→ **Work required**
Once the pictures have been excluded, set down each remaining entry word for word.

_ _ _ _ _ _ _

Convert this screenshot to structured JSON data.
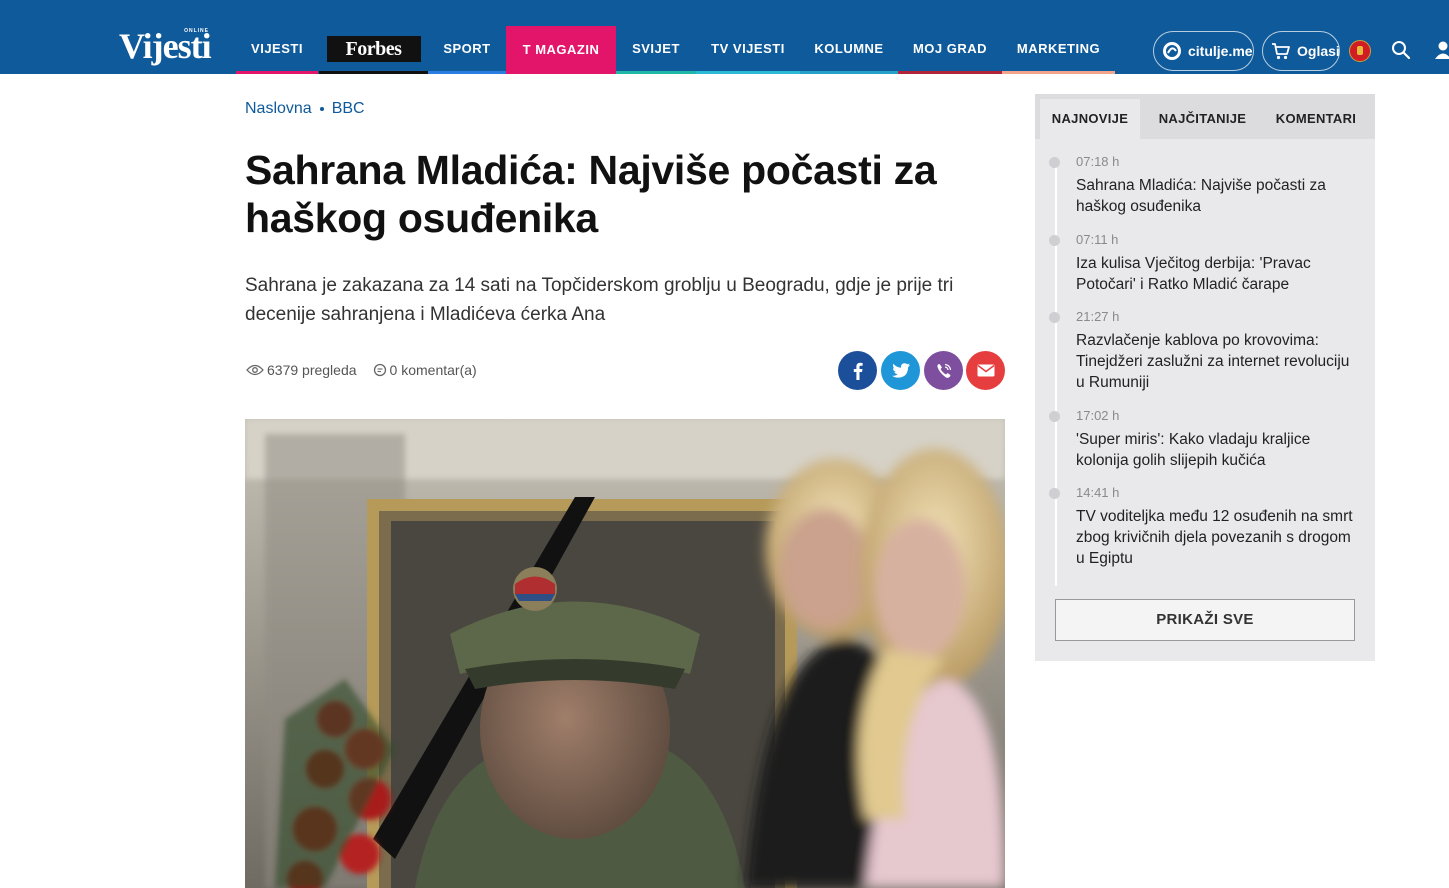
{
  "brand": {
    "logo_text": "Vijesti",
    "logo_tag": "ONLINE"
  },
  "nav": {
    "items": [
      {
        "label": "VIJESTI",
        "color": "#e2156b"
      },
      {
        "label": "Forbes",
        "color": "#111111"
      },
      {
        "label": "SPORT",
        "color": "#2a7de1"
      },
      {
        "label": "T MAGAZIN",
        "color": "#e2156b"
      },
      {
        "label": "SVIJET",
        "color": "#1fb8a9"
      },
      {
        "label": "TV VIJESTI",
        "color": "#2bb9d6"
      },
      {
        "label": "KOLUMNE",
        "color": "#26a0c8"
      },
      {
        "label": "MOJ GRAD",
        "color": "#b1243a"
      },
      {
        "label": "MARKETING",
        "color": "#f0a58c"
      }
    ],
    "citulje_label": "citulje.me",
    "oglasi_label": "Oglasi"
  },
  "article": {
    "breadcrumb": [
      "Naslovna",
      "BBC"
    ],
    "headline": "Sahrana Mladića: Najviše počasti za haškog osuđenika",
    "lead": "Sahrana je zakazana za 14 sati na Topčiderskom groblju u Beogradu, gdje je prije tri decenije sahranjena i Mladićeva ćerka Ana",
    "views": "6379 pregleda",
    "comments": "0 komentar(a)",
    "share": [
      {
        "network": "facebook",
        "icon": "facebook-icon",
        "color": "#1b4f9a"
      },
      {
        "network": "twitter",
        "icon": "twitter-icon",
        "color": "#1e96d8"
      },
      {
        "network": "viber",
        "icon": "viber-icon",
        "color": "#7d4f9e"
      },
      {
        "network": "email",
        "icon": "mail-icon",
        "color": "#e63e3e"
      }
    ]
  },
  "sidebar": {
    "tabs": [
      "NAJNOVIJE",
      "NAJČITANIJE",
      "KOMENTARI"
    ],
    "news": [
      {
        "time": "07:18 h",
        "title": "Sahrana Mladića: Najviše počasti za haškog osuđenika"
      },
      {
        "time": "07:11 h",
        "title": "Iza kulisa Vječitog derbija: 'Pravac Potočari' i Ratko Mladić čarape"
      },
      {
        "time": "21:27 h",
        "title": "Razvlačenje kablova po krovovima: Tinejdžeri zaslužni za internet revoluciju u Rumuniji"
      },
      {
        "time": "17:02 h",
        "title": "'Super miris': Kako vladaju kraljice kolonija golih slijepih kučića"
      },
      {
        "time": "14:41 h",
        "title": "TV voditeljka među 12 osuđenih na smrt zbog krivičnih djela povezanih s drogom u Egiptu"
      }
    ],
    "show_all": "PRIKAŽI SVE"
  }
}
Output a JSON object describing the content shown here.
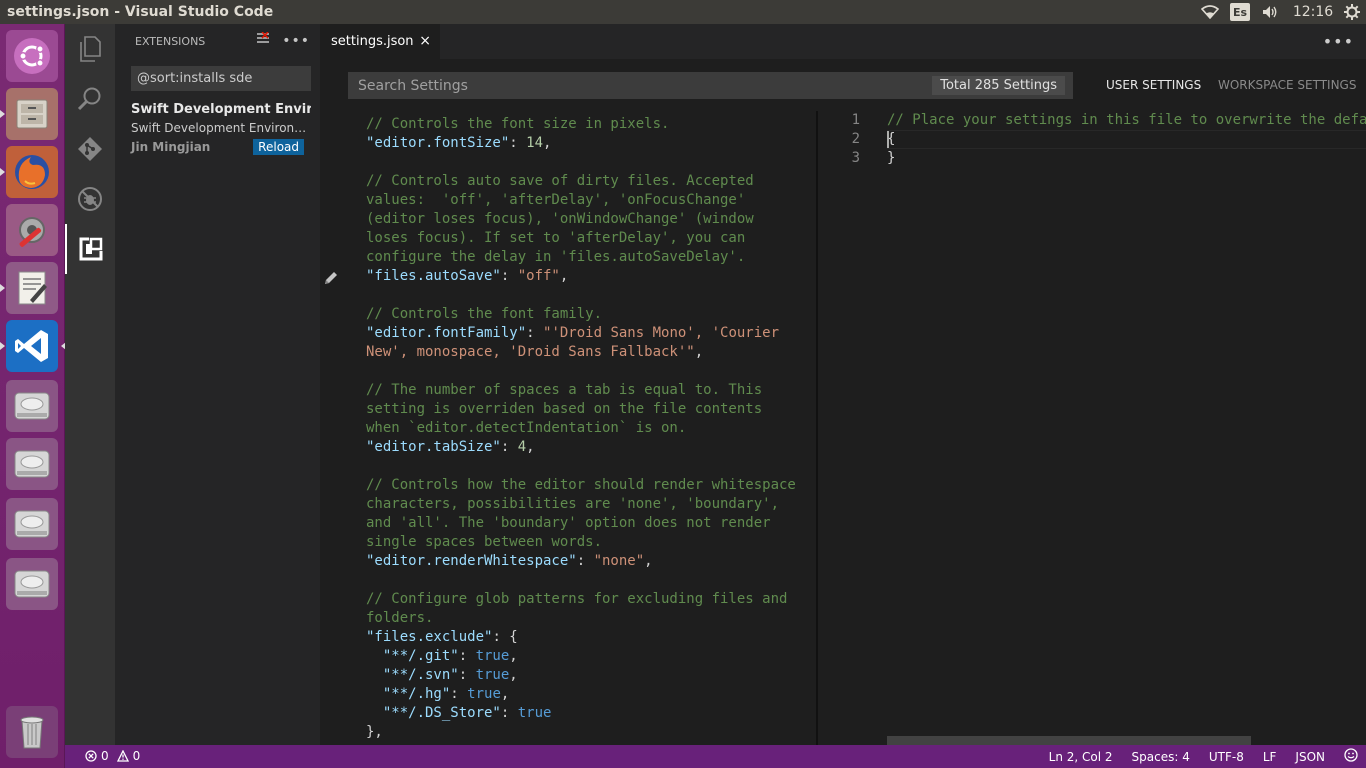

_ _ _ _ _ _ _

→ **Response to this exercise**
Convert this screenshot to structured JSON data.
{
  "brand": {
    "logo_text": "Vijesti",
    "logo_tag": "ONLINE"
  },
  "nav": {
    "items": [
      {
        "label": "VIJESTI",
        "color": "#e2156b"
      },
      {
        "label": "Forbes",
        "color": "#111111"
      },
      {
        "label": "SPORT",
        "color": "#2a7de1"
      },
      {
        "label": "T MAGAZIN",
        "color": "#e2156b"
      },
      {
        "label": "SVIJET",
        "color": "#1fb8a9"
      },
      {
        "label": "TV VIJESTI",
        "color": "#2bb9d6"
      },
      {
        "label": "KOLUMNE",
        "color": "#26a0c8"
      },
      {
        "label": "MOJ GRAD",
        "color": "#b1243a"
      },
      {
        "label": "MARKETING",
        "color": "#f0a58c"
      }
    ],
    "citulje_label": "citulje.me",
    "oglasi_label": "Oglasi"
  },
  "article": {
    "breadcrumb": [
      "Naslovna",
      "BBC"
    ],
    "headline": "Sahrana Mladića: Najviše počasti za haškog osuđenika",
    "lead": "Sahrana je zakazana za 14 sati na Topčiderskom groblju u Beogradu, gdje je prije tri decenije sahranjena i Mladićeva ćerka Ana",
    "views": "6379 pregleda",
    "comments": "0 komentar(a)",
    "share": [
      {
        "network": "facebook",
        "icon": "facebook-icon",
        "color": "#1b4f9a"
      },
      {
        "network": "twitter",
        "icon": "twitter-icon",
        "color": "#1e96d8"
      },
      {
        "network": "viber",
        "icon": "viber-icon",
        "color": "#7d4f9e"
      },
      {
        "network": "email",
        "icon": "mail-icon",
        "color": "#e63e3e"
      }
    ]
  },
  "sidebar": {
    "tabs": [
      "NAJNOVIJE",
      "NAJČITANIJE",
      "KOMENTARI"
    ],
    "news": [
      {
        "time": "07:18 h",
        "title": "Sahrana Mladića: Najviše počasti za haškog osuđenika"
      },
      {
        "time": "07:11 h",
        "title": "Iza kulisa Vječitog derbija: 'Pravac Potočari' i Ratko Mladić čarape"
      },
      {
        "time": "21:27 h",
        "title": "Razvlačenje kablova po krovovima: Tinejdžeri zaslužni za internet revoluciju u Rumuniji"
      },
      {
        "time": "17:02 h",
        "title": "'Super miris': Kako vladaju kraljice kolonija golih slijepih kučića"
      },
      {
        "time": "14:41 h",
        "title": "TV voditeljka među 12 osuđenih na smrt zbog krivičnih djela povezanih s drogom u Egiptu"
      }
    ],
    "show_all": "PRIKAŽI SVE"
  }
}
Output a JSON object describing the content shown here.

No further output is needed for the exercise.